*** Extracted data ***

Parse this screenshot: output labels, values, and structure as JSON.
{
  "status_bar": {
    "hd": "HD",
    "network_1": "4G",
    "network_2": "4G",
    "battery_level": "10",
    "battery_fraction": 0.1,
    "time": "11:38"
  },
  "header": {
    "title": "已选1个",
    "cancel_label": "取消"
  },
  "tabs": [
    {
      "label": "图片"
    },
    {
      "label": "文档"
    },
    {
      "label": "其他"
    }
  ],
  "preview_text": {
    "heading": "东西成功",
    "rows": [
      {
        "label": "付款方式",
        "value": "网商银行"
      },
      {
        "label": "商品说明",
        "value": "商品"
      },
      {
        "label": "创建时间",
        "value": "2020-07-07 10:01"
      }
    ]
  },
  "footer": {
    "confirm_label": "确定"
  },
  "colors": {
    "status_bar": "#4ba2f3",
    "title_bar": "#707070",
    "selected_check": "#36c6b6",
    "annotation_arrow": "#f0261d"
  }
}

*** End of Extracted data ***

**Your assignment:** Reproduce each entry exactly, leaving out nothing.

**Answer for the task:**
Parse this screenshot: output labels, values, and structure as JSON.
{
  "status_bar": {
    "hd": "HD",
    "network_1": "4G",
    "network_2": "4G",
    "battery_level": "10",
    "battery_fraction": 0.1,
    "time": "11:38"
  },
  "header": {
    "title": "已选1个",
    "cancel_label": "取消"
  },
  "tabs": [
    {
      "label": "图片"
    },
    {
      "label": "文档"
    },
    {
      "label": "其他"
    }
  ],
  "preview_text": {
    "heading": "东西成功",
    "rows": [
      {
        "label": "付款方式",
        "value": "网商银行"
      },
      {
        "label": "商品说明",
        "value": "商品"
      },
      {
        "label": "创建时间",
        "value": "2020-07-07 10:01"
      }
    ]
  },
  "footer": {
    "confirm_label": "确定"
  },
  "colors": {
    "status_bar": "#4ba2f3",
    "title_bar": "#707070",
    "selected_check": "#36c6b6",
    "annotation_arrow": "#f0261d"
  }
}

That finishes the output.